With the rise in popularity of my Natural Fabric Dyes chart on Pinterest and Etsy itself (!) pinning it along with my instructions on their DIY Projects board, I thought I might do a repost and update on ‘Dye Job, Au Naturale.’
The original post with instructions on how to dye natural fabrics with fruits, veggies, and plants can be found here. Below is the original chart (purple is lavender, yellow is tumeric):
Now, for the updates!
The red cabbage pictured on the chart is an example of the fully saturated color on cotton/linen, but I must confess: I am absolutely head-over-heels for the wonderfully pinkish lilac it produces when lightly applied to silk crepe de chine. I used about half the amount and dyed for only 15 minutes for the light lilac color that is more similar to the color produced by lavender. Here are some photos of my process as well as the loose tunic I made from the fabric with a portrait of Clara Bow that I hand-painted in silkscreen ink on the front.
I also experimented with brighter and bolder organic fabric dyes that I ordered from Dharma Trading Co. (an amazing DIY supplies site – excellent customer service and a huge selection of crafty goodies including the natural silk crepe de chine that I use), but I unfortunately haven’t had time to make anything from the fabric quite yet. I absolutely LOVE how it turned out though.
And just a few notes:

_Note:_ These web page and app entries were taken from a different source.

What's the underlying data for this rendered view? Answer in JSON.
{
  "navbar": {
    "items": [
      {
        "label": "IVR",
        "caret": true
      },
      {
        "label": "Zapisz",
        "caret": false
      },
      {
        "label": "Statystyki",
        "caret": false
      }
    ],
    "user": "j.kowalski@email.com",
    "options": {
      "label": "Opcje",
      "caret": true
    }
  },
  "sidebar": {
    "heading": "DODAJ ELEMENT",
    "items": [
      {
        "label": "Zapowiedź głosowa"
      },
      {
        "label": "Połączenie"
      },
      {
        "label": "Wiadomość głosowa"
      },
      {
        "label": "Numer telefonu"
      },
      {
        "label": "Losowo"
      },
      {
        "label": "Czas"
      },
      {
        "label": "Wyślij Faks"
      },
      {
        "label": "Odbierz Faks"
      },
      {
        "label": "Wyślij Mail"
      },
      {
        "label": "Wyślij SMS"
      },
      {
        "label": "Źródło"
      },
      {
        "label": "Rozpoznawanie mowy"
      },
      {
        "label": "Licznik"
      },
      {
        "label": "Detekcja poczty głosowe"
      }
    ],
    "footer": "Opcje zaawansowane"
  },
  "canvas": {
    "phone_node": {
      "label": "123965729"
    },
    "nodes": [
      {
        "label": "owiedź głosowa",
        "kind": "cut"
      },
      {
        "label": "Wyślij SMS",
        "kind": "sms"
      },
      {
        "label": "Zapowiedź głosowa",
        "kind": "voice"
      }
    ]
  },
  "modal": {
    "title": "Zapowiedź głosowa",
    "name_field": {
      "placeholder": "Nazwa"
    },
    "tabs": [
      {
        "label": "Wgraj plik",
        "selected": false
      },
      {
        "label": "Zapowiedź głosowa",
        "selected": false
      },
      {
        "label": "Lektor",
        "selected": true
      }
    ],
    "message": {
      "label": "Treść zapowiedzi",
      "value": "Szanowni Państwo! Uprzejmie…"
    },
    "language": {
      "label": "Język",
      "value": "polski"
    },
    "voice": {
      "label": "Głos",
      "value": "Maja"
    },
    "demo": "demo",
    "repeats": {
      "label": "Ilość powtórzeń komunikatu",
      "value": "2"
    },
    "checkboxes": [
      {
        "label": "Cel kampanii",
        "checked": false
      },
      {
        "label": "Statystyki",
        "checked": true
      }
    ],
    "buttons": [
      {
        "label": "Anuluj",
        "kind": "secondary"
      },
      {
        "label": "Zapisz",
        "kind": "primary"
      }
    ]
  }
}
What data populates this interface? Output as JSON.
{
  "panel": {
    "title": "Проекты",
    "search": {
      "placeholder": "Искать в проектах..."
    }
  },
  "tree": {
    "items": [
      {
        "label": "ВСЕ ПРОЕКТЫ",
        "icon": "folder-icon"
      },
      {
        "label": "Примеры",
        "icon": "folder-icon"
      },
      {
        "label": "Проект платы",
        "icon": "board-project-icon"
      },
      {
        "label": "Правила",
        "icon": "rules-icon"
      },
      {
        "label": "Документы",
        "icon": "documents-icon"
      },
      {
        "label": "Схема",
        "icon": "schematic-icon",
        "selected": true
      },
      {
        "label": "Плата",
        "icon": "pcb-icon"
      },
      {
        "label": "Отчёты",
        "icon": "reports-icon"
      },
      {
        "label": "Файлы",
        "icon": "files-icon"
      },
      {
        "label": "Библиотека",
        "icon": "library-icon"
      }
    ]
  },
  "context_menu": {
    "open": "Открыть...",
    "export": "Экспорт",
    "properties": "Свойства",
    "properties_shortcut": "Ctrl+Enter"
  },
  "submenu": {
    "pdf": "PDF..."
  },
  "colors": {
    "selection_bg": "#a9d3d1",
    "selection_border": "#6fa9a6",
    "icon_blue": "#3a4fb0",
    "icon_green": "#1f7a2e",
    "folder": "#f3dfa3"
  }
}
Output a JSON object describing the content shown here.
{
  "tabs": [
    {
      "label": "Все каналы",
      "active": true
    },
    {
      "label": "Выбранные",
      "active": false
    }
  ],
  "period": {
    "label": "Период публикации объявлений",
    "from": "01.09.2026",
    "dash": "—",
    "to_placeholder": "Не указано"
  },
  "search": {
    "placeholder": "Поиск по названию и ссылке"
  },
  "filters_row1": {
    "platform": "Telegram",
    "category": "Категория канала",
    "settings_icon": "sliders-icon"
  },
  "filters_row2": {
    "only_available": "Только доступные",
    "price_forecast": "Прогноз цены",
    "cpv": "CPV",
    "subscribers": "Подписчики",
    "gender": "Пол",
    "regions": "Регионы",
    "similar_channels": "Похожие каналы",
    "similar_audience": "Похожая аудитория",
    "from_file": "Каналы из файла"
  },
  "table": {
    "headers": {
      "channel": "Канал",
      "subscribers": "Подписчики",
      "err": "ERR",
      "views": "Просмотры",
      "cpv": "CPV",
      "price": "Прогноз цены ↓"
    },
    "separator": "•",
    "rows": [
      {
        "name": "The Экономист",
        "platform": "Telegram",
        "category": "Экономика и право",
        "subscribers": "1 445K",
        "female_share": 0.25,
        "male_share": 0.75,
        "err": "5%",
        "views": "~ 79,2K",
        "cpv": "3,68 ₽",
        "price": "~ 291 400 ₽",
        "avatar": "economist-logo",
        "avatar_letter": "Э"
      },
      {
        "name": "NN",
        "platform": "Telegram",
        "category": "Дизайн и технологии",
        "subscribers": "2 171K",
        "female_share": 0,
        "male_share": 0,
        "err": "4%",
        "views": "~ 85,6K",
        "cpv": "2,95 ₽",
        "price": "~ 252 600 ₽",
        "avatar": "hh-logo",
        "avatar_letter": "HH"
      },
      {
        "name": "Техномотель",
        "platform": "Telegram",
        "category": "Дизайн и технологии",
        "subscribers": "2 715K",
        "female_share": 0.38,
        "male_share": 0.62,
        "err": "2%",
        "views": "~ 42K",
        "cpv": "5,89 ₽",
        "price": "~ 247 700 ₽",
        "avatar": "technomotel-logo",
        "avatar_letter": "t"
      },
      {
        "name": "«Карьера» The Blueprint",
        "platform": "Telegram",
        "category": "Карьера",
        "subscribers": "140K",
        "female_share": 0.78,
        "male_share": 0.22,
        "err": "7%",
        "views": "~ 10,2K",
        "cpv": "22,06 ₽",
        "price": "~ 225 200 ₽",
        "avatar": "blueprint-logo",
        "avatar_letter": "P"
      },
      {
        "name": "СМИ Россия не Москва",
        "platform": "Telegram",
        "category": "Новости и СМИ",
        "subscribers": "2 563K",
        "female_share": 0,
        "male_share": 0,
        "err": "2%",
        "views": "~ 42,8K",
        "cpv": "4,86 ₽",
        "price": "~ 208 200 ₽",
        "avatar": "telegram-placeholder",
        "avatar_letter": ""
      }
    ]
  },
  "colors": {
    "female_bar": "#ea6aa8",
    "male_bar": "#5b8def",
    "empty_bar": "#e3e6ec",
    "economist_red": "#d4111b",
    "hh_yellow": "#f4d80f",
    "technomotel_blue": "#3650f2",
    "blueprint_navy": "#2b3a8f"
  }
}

I was asked on the original post about mordants and natural plants whose color may vary depending on the fabric type used and my short answer is: make it easy! There’s no need to get scientific about the process unless you would like very specific results. And then, I would say, head over to Dharma Trading Co. and check out their precise organic dyes and instructions. Otherwise, keep it fresh, follow the chart, and expect a beautifully unprocessed and, most likely, wonderfully flawed result. The basic process is pre-soak your fabric in water, boil the foodstuffs, add salt or vinegar, strain the food, and then soak the fabric in the dye! Easy breezy. And the washed out, uneven coloration makes for one heck of a unique and pretty fabric.
There are many other fruits, veggies, and plants (and even things like dirt, chestnut hulls, etc.) that you can experiment with; the chart just shows my preferred sources and approximate resulting colors. Depth of hue will depend on the amount of salt/vinegar you add, the dye:water ratio, and the length of time you let the fabric soak.
Enjoy this summer’s bountiful produce!